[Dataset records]
::::
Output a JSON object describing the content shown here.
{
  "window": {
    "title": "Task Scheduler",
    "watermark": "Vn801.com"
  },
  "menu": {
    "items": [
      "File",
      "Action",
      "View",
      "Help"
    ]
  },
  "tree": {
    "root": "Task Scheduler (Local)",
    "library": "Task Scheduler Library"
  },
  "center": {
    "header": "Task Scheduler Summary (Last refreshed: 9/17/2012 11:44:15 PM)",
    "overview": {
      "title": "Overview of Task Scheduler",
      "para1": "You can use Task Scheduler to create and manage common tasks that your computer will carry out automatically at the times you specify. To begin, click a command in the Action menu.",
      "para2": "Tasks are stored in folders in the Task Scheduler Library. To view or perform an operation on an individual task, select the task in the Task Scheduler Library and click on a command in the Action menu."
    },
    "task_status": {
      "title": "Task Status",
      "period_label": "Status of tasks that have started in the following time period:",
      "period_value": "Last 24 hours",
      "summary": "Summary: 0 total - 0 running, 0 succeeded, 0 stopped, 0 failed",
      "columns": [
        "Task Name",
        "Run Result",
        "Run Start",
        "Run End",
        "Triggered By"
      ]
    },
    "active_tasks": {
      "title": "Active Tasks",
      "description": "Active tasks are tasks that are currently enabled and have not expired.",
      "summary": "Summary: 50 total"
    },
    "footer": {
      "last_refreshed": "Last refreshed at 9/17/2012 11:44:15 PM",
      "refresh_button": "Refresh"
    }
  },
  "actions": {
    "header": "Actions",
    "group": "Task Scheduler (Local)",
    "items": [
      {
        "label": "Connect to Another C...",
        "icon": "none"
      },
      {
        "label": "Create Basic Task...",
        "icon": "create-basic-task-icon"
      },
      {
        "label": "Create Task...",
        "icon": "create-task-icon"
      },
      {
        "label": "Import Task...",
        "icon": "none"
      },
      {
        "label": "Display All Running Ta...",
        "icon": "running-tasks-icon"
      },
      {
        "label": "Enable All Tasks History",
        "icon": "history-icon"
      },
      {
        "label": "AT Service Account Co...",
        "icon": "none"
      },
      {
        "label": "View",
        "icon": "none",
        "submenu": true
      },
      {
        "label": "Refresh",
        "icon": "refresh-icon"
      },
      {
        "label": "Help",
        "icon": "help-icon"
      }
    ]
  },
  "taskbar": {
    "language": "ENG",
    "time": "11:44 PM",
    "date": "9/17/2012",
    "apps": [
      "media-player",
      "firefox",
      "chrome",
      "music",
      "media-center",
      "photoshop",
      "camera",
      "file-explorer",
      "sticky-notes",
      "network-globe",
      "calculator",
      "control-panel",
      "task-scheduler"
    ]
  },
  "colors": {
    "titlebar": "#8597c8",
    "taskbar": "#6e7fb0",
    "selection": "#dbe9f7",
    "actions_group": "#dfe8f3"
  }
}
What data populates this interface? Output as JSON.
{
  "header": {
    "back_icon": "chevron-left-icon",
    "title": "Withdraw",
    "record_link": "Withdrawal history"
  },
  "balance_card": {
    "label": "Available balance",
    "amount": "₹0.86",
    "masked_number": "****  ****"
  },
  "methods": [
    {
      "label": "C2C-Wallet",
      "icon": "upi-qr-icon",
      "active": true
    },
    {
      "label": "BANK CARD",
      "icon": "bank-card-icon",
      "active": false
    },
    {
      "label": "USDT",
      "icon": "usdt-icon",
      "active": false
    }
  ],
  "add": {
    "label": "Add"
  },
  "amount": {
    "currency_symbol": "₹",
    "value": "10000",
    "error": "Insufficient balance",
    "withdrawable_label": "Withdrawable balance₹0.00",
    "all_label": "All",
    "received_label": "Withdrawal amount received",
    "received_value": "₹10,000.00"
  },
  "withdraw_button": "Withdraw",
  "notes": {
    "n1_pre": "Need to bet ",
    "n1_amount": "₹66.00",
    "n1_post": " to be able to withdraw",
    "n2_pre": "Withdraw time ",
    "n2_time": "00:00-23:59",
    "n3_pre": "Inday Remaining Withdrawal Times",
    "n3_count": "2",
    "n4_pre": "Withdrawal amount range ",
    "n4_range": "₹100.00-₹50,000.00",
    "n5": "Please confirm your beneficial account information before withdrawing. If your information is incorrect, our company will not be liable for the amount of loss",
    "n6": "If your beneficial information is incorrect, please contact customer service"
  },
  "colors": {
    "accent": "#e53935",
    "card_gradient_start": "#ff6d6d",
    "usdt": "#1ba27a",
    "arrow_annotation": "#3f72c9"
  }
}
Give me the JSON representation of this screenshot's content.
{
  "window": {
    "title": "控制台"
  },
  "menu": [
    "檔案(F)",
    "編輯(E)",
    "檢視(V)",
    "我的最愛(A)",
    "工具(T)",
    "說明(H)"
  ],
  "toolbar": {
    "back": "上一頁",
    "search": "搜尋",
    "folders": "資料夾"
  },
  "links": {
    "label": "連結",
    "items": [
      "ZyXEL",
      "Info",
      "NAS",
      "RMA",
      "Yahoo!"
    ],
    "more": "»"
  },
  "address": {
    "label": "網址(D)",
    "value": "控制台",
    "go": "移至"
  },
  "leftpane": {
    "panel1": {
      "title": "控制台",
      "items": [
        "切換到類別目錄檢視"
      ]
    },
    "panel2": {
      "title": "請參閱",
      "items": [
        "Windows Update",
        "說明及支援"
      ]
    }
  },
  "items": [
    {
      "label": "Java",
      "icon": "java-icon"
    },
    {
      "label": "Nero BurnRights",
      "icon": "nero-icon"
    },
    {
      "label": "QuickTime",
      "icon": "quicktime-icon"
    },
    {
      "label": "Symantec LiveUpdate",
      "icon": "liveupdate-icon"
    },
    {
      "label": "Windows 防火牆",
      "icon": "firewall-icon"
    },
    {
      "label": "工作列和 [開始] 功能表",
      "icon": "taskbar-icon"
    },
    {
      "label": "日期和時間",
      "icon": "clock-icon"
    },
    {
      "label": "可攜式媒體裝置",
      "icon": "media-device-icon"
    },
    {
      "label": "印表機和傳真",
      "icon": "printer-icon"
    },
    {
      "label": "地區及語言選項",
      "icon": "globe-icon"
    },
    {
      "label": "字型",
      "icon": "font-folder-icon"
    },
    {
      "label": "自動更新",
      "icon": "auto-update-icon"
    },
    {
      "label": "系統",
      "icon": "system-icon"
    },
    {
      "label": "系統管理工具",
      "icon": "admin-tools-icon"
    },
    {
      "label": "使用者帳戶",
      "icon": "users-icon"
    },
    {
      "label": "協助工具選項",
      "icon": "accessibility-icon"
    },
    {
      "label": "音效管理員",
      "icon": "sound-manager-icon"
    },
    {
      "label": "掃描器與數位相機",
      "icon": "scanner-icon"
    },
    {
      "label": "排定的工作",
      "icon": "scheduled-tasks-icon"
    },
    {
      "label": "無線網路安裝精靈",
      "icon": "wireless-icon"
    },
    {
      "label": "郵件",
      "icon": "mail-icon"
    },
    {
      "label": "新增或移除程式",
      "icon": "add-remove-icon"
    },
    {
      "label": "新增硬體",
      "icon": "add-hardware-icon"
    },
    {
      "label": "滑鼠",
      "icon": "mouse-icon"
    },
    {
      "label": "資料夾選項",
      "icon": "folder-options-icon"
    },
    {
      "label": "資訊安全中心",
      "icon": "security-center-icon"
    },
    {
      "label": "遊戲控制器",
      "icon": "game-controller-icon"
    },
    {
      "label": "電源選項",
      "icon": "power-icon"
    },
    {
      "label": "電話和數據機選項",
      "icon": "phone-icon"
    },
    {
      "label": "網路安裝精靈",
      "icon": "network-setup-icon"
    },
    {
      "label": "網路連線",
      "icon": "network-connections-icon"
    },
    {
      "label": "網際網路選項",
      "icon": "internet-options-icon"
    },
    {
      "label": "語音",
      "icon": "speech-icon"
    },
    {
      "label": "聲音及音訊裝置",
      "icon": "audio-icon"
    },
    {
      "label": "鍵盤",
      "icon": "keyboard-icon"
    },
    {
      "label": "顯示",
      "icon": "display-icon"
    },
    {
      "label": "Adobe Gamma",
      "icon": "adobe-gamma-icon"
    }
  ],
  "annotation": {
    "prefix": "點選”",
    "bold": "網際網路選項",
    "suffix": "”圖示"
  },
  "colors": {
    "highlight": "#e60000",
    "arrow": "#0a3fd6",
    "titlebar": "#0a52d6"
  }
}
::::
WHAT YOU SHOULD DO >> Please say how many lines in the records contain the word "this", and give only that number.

ANSWER FOR THE TASK >> 2